* **ACTIVITY**
Work through the data below and copy out every line where "icon" is found.

↓↓↓

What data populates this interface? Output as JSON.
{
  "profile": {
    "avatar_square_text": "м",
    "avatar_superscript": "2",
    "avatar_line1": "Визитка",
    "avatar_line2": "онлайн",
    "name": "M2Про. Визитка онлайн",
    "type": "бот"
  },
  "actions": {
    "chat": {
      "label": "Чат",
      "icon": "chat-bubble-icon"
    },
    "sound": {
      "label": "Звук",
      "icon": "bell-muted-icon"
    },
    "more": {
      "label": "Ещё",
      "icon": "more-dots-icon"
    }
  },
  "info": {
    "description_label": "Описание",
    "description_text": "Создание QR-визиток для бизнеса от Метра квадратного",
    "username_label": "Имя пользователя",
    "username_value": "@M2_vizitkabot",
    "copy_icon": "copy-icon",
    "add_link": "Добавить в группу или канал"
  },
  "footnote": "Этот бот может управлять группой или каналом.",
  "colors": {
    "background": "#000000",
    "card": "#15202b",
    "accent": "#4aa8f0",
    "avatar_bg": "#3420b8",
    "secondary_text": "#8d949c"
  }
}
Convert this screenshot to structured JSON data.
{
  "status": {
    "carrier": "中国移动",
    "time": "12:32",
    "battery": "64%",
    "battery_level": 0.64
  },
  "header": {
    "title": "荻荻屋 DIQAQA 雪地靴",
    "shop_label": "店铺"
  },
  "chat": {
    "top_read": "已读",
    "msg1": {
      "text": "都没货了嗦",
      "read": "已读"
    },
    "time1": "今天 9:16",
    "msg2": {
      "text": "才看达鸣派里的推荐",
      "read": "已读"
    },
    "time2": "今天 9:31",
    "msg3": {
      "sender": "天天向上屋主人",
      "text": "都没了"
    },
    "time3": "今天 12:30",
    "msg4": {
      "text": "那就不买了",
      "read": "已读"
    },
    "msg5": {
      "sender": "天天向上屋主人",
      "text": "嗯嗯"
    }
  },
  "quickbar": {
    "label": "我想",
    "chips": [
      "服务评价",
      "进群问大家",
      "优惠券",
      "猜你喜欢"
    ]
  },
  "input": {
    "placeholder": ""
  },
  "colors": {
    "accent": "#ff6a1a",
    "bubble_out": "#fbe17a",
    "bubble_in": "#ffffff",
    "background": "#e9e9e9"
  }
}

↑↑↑

* **RESPONSE BELOW**
      "icon": "chat-bubble-icon"
      "icon": "bell-muted-icon"
      "icon": "more-dots-icon"
    "copy_icon": "copy-icon",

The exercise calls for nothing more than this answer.